Interface dataset entries:
====

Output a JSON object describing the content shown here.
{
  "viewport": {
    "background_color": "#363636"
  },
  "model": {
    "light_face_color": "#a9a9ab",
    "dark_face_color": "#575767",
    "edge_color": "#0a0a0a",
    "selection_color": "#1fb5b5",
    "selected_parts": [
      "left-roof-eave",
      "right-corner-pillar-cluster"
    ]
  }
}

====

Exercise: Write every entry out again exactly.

Task answer:
Output a JSON object describing the content shown here.
{
  "viewport": {
    "background_color": "#363636"
  },
  "model": {
    "light_face_color": "#a9a9ab",
    "dark_face_color": "#575767",
    "edge_color": "#0a0a0a",
    "selection_color": "#1fb5b5",
    "selected_parts": [
      "left-roof-eave",
      "right-corner-pillar-cluster"
    ]
  }
}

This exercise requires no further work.